‘Realism is accepting reality as it is without illusions and imitations. It’s the ability to understand that pure objectivity is nearly impossible as all our perceptions are rooted in our experiences and environments,’ says Martina Paglia, a psychologist at The International Psychology Clinic.
One way of doing this, she suggests, is simply admitting mistakes and failures: ‘If you are protecting and hiding your struggles, your messy journey or your traumatic past, your character will be less realistic.’
Seeking a balance between optimism and pessimism
It seems that it’s what we do with our suffering that’s important. If we defend ourselves too much with unrelenting optimism, we risk what the research suggests – being overcome with disappointment if what we want doesn’t come to pass. But if we try to bypass disappointment and failure with abject pessimism, we risk not fulfilling our potential.

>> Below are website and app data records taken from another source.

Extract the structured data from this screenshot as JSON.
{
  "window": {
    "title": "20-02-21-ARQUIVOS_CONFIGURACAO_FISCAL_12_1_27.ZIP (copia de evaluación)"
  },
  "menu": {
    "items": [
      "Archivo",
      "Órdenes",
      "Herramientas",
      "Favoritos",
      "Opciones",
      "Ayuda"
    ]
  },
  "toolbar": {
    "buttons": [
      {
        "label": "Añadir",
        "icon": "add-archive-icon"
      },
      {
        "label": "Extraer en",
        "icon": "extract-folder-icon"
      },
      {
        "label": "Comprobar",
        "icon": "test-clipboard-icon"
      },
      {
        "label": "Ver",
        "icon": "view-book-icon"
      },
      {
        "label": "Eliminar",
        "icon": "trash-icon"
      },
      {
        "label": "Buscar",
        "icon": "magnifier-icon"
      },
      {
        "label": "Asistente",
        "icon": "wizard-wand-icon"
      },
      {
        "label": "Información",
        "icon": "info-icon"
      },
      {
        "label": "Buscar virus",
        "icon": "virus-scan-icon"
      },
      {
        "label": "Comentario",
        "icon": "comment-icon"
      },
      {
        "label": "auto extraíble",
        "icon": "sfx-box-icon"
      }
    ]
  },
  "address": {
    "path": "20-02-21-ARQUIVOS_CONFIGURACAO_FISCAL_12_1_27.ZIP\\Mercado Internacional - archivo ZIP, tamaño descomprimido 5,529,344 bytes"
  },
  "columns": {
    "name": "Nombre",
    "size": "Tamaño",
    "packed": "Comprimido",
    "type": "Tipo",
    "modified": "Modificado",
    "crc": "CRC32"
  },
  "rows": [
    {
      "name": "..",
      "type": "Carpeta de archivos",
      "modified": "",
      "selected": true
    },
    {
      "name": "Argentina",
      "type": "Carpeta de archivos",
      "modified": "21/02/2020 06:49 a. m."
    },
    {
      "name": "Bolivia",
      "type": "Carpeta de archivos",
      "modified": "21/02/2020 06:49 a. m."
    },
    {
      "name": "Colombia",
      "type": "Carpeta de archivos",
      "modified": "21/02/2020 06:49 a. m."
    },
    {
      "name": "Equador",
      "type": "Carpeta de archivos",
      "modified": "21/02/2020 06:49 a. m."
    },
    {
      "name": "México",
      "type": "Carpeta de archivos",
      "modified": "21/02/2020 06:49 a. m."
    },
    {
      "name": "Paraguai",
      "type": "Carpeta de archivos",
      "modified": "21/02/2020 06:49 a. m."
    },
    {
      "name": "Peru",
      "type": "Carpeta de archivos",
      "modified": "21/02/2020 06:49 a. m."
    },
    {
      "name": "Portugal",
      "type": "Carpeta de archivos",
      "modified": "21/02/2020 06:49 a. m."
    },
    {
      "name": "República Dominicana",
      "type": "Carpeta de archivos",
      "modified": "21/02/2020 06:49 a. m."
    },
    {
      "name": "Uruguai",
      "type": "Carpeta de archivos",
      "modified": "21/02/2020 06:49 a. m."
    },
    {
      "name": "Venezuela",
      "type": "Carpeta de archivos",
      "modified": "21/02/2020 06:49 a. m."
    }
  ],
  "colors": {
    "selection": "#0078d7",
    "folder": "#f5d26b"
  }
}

I know my optimism makes me happy most of the time. Waking up in wonder at what good things the week might bring has to be better than the alternative. But, at the same time, I know that a dose of realism might save my partner the odd sleepless night.
How to be realistic
Determine whether you are too optimistic or pessimistic, then aim for balance and learn how to be more realistic…
Are you overly optimistic?
- Do you regularly count your blessings and conveniently gloss over the bad stuff?
- Are you known to let opportunities pass you by because you believe you deserve better and more?
- Do you blame the universe for not helping you instead of working hard to make the best out of a negative situation?
- Are you in a rush to be successful in certain areas of your life, such as work or love?
Are you overly pessimistic?
- Do you constantly expect the worst, then cite your predictions when something undesirable happens to you?
- When something positive happens, do you consider it a lucky accident?
- Do you give up easily when faced with a tricky situation?
- Do you hold onto resentment and struggle with forgiveness?
‘Write down your thoughts honestly and compare them with the cognitive distortions described above to see if what’s concerning you is realistic or your own biased thinking,’ says psychologist Martina Paglia.
‘By becoming aware of your biases, flaws and internal assumptions, you can become more honest with yourself. Ask yourself: ‘Is what I am feeling a factor an opinion?’